### Page and application data records
--

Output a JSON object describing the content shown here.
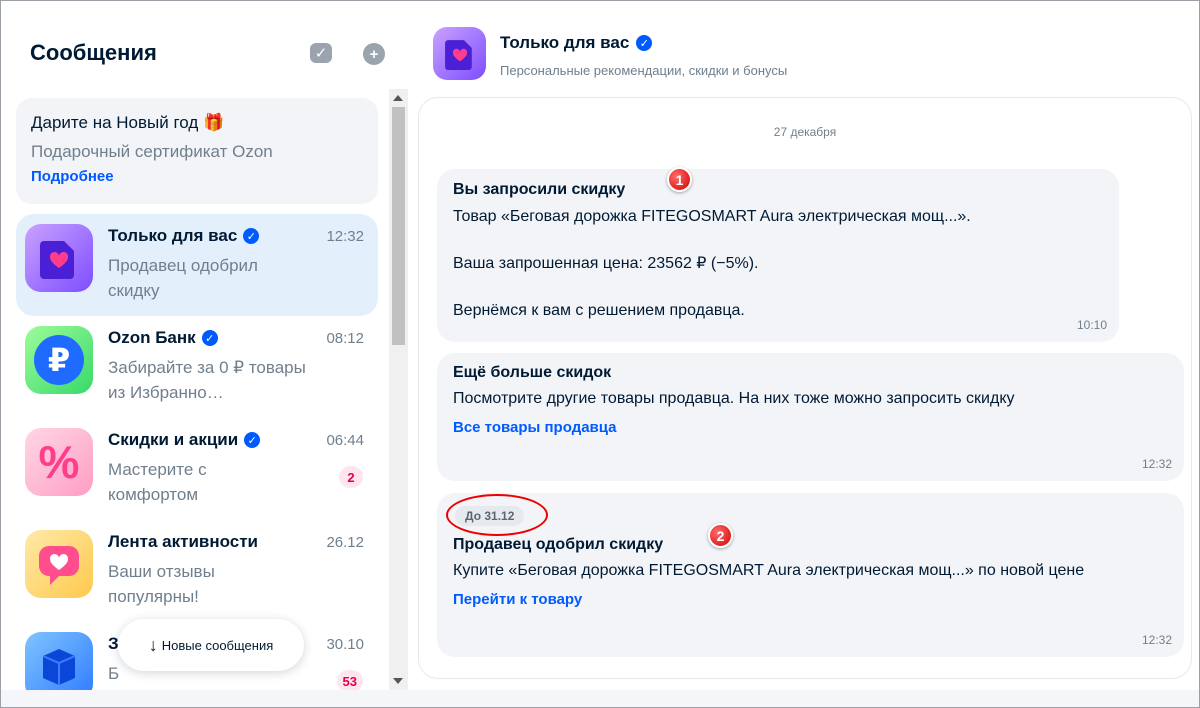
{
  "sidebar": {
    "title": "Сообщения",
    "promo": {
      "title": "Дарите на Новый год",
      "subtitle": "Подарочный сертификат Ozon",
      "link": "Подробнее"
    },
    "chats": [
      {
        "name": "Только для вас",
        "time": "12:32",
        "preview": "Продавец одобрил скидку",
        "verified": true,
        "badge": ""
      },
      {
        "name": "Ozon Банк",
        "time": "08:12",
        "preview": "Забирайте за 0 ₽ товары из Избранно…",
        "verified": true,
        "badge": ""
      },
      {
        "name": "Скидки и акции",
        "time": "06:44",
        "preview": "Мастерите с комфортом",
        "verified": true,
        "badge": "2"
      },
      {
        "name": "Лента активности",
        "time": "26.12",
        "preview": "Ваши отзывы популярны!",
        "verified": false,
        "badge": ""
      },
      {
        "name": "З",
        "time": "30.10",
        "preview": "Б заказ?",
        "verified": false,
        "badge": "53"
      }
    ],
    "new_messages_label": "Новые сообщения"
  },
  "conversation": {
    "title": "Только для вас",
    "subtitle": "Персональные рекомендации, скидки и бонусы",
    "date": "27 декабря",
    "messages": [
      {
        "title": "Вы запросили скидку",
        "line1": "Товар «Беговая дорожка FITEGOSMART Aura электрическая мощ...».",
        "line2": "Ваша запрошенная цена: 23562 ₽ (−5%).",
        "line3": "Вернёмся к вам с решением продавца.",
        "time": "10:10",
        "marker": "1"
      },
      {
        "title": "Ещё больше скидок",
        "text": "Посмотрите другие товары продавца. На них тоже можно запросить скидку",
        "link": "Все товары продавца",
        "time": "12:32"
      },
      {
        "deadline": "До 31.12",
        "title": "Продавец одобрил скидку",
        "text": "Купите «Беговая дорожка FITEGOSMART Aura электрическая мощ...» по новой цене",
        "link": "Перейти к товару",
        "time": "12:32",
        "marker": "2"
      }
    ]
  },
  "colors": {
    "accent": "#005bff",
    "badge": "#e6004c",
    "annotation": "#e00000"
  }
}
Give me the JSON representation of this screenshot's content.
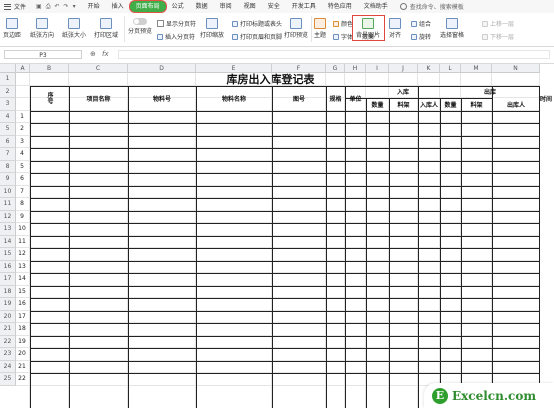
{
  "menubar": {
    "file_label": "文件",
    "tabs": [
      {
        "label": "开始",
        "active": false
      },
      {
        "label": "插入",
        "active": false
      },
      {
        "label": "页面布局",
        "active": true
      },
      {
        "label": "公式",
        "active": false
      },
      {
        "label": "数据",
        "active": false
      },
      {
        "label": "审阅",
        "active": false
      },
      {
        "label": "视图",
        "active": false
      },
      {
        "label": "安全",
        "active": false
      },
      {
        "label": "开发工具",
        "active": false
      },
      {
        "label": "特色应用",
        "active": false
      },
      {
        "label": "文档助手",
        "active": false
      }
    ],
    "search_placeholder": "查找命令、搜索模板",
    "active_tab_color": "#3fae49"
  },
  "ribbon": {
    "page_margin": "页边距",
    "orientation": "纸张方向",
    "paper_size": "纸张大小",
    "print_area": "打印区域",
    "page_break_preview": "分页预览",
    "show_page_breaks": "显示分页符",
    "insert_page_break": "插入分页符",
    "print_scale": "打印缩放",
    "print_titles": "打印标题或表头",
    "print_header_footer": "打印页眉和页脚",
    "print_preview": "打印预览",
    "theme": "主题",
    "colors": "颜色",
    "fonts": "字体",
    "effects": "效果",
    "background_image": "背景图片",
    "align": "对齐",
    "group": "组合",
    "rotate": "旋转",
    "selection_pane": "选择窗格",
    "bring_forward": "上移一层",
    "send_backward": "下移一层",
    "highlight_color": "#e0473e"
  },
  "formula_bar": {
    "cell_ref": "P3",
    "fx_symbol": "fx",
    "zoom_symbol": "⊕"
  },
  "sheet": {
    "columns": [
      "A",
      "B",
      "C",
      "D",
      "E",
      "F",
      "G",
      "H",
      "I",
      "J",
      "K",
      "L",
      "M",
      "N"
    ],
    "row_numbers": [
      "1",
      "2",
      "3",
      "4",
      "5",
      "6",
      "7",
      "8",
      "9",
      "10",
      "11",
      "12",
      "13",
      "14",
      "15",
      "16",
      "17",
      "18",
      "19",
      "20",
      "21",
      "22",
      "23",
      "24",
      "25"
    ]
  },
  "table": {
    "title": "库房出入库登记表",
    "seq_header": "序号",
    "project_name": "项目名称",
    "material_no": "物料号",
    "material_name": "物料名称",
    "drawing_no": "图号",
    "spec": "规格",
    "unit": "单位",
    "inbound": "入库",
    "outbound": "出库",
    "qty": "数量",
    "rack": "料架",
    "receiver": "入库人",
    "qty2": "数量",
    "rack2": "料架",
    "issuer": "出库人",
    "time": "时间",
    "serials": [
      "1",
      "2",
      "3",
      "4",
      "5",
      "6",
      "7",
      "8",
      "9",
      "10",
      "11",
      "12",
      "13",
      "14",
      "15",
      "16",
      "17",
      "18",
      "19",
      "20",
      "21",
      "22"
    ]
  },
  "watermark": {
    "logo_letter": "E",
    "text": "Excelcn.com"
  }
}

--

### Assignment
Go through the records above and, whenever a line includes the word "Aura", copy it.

### Response area
        "line1": "Товар «Беговая дорожка FITEGOSMART Aura электрическая мощ...».",
        "text": "Купите «Беговая дорожка FITEGOSMART Aura электрическая мощ...» по новой цене",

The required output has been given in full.